Let’s go back to the 90s. The USSR has collapsed and fifteen countries were born. Since then some of the countries changed their names as well as some cities.
Some of the most important changes:
If we check Wikipedia we see, that most of the new names are well established. Wiki is the best way to check it since it’s a valuable source of information for everyone and it has a lot of influence on how a country’s or a city’s name is written on the internet.
This is what we see:
Out of this small sample, we get Dutch as the most conservative language. This is unexpected, but moving on we see that both ‘Belarus’ and ‘Moldova’ are not catching up with other major European languages that were not in the Socialist block. Why is it so?
I’ll stick with Belarus since I don’t know much about Moldova. One could argue that Belarus is an authoritarian dictatorship and that is the reason why European languages are reluctant to update themselves. But Kazakhstan changed the name of its city to Almaty and every language except the Dutch use it. Same goes for Turkmenistan. Both countries have elements of authoritarianism and dictatorship and don’t differ much from Belarus politically speaking.
Maybe it’s the geographic proximity — Belarus and Moldova are in Europe and every European language would be more reluctant to go for a new name. But Estonia is also in Europe and it easily added a second ‘n’ to its capital (well, except for Spanish).
Perhaps it’s poverty and unimportance to the rest of Europe. Could be, but why bother about Kyrgyzstan? Every language except for the Dutch did update the name of that country.
I have to conclude that I’ve got no idea why the situation is as it is. It would be logical if every country would stick to the Soviet name or to the new name in every case, but for some reason, some changes are ‘passed’ and others are not. If you have an idea why it is that please share it in the comments.
English Is the King
I have no idea why languages like Swedish didn’t change their spelling of Belarus — ‘Vitryssland’ is so much different than ‘Belarus’. But I am confident about one thing — English is still the king. It’s a very inclusive and diplomatic language — it included every change that the countries demanded. Doesn’t matter whether it was the diplomatic pressure, international regulation or any other reason. What matters is that English is a very progressive and inclusive language that is open to changes.
Speaking and using English you are not forced into using the archaic and even offensive names for your native country and these details matter.
That also tells us that English is less about ‘this is wrong’ or ‘this isn’t proper English’ but more about ‘don’t worry, we’ll call you by your preferred name.’ This is important, as forcing your vision of somebody’s name is not a good idea.
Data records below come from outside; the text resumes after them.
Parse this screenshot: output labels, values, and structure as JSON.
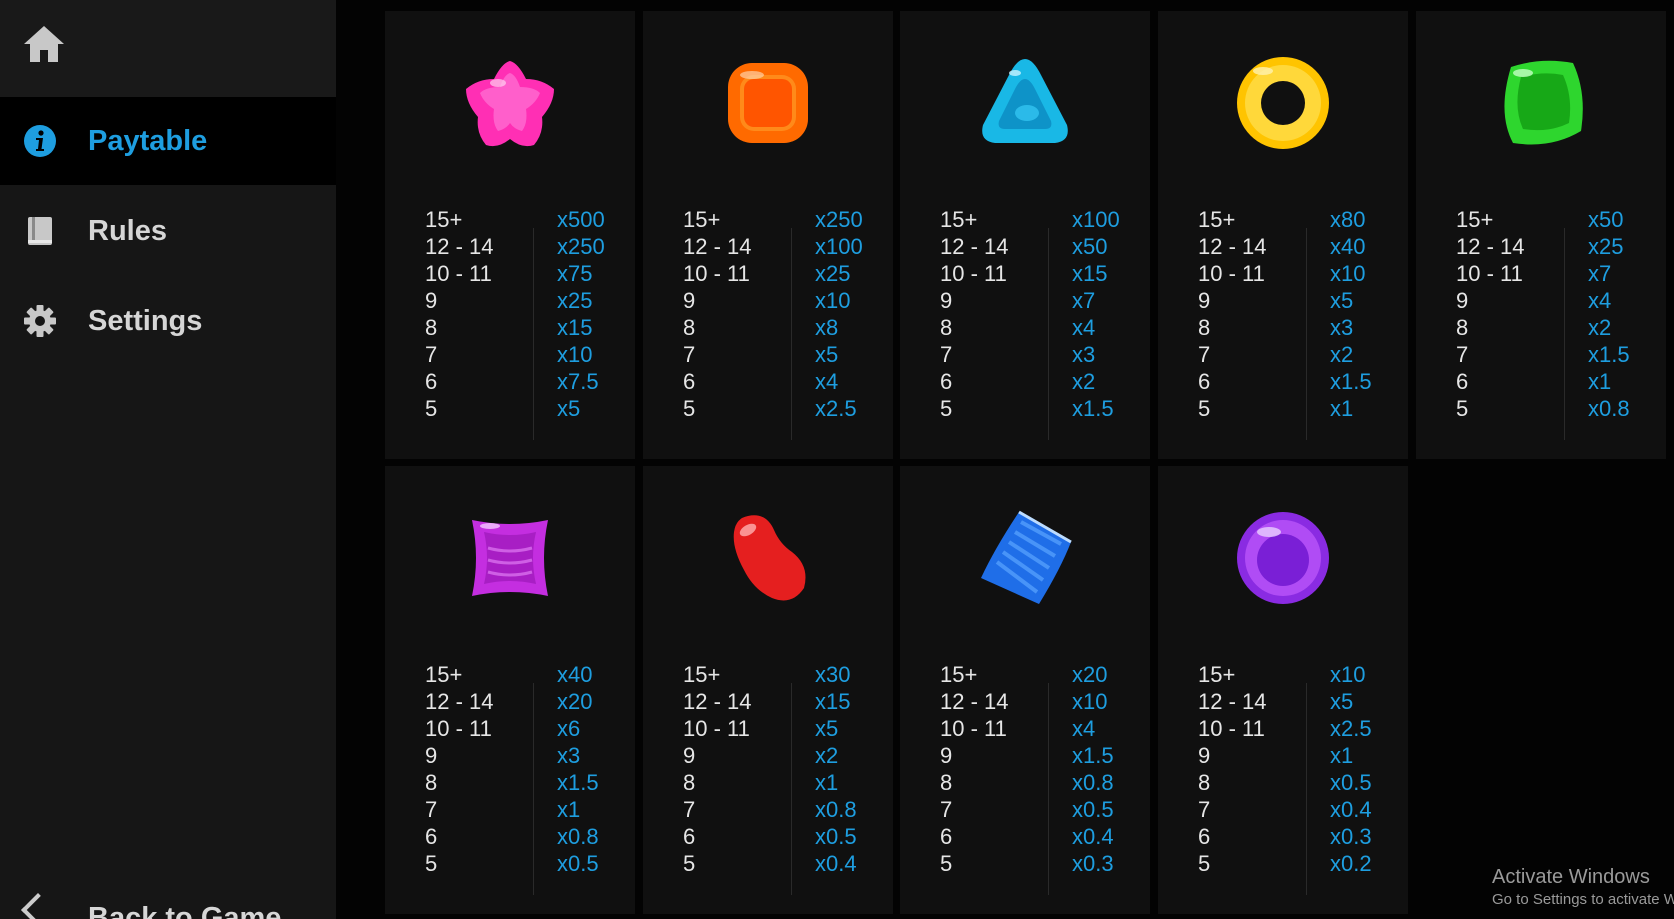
{
  "sidebar": {
    "home_icon": "home-icon",
    "items": [
      {
        "label": "Paytable",
        "icon": "info-icon",
        "active": true
      },
      {
        "label": "Rules",
        "icon": "book-icon",
        "active": false
      },
      {
        "label": "Settings",
        "icon": "gear-icon",
        "active": false
      }
    ],
    "back_label": "Back to Game"
  },
  "close_icon": "close-icon",
  "counts": [
    "15+",
    "12 - 14",
    "10 - 11",
    "9",
    "8",
    "7",
    "6",
    "5"
  ],
  "symbols": [
    {
      "icon": "pink-star-candy-icon",
      "color": "#ff2fb4",
      "payouts": [
        "x500",
        "x250",
        "x75",
        "x25",
        "x15",
        "x10",
        "x7.5",
        "x5"
      ]
    },
    {
      "icon": "orange-square-candy-icon",
      "color": "#ff6a00",
      "payouts": [
        "x250",
        "x100",
        "x25",
        "x10",
        "x8",
        "x5",
        "x4",
        "x2.5"
      ]
    },
    {
      "icon": "blue-triangle-candy-icon",
      "color": "#19b8e6",
      "payouts": [
        "x100",
        "x50",
        "x15",
        "x7",
        "x4",
        "x3",
        "x2",
        "x1.5"
      ]
    },
    {
      "icon": "yellow-ring-candy-icon",
      "color": "#ffc400",
      "payouts": [
        "x80",
        "x40",
        "x10",
        "x5",
        "x3",
        "x2",
        "x1.5",
        "x1"
      ]
    },
    {
      "icon": "green-gem-candy-icon",
      "color": "#2ed62e",
      "payouts": [
        "x50",
        "x25",
        "x7",
        "x4",
        "x2",
        "x1.5",
        "x1",
        "x0.8"
      ]
    },
    {
      "icon": "purple-pillow-candy-icon",
      "color": "#c42ee0",
      "payouts": [
        "x40",
        "x20",
        "x6",
        "x3",
        "x1.5",
        "x1",
        "x0.8",
        "x0.5"
      ]
    },
    {
      "icon": "red-jellybean-candy-icon",
      "color": "#e51f1f",
      "payouts": [
        "x30",
        "x15",
        "x5",
        "x2",
        "x1",
        "x0.8",
        "x0.5",
        "x0.4"
      ]
    },
    {
      "icon": "blue-striped-candy-icon",
      "color": "#1f6ee8",
      "payouts": [
        "x20",
        "x10",
        "x4",
        "x1.5",
        "x0.8",
        "x0.5",
        "x0.4",
        "x0.3"
      ]
    },
    {
      "icon": "violet-orb-candy-icon",
      "color": "#8a2be2",
      "payouts": [
        "x10",
        "x5",
        "x2.5",
        "x1",
        "x0.5",
        "x0.4",
        "x0.3",
        "x0.2"
      ]
    }
  ],
  "watermark": {
    "line1": "Activate Windows",
    "line2": "Go to Settings to activate Windows."
  },
  "accent": "#1e9ee0"
}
As long as English keeps up to its values and, as Willem de Kooning once said, does constantly ‘change to stay the same’, I have no problem with it being the major language on the planet.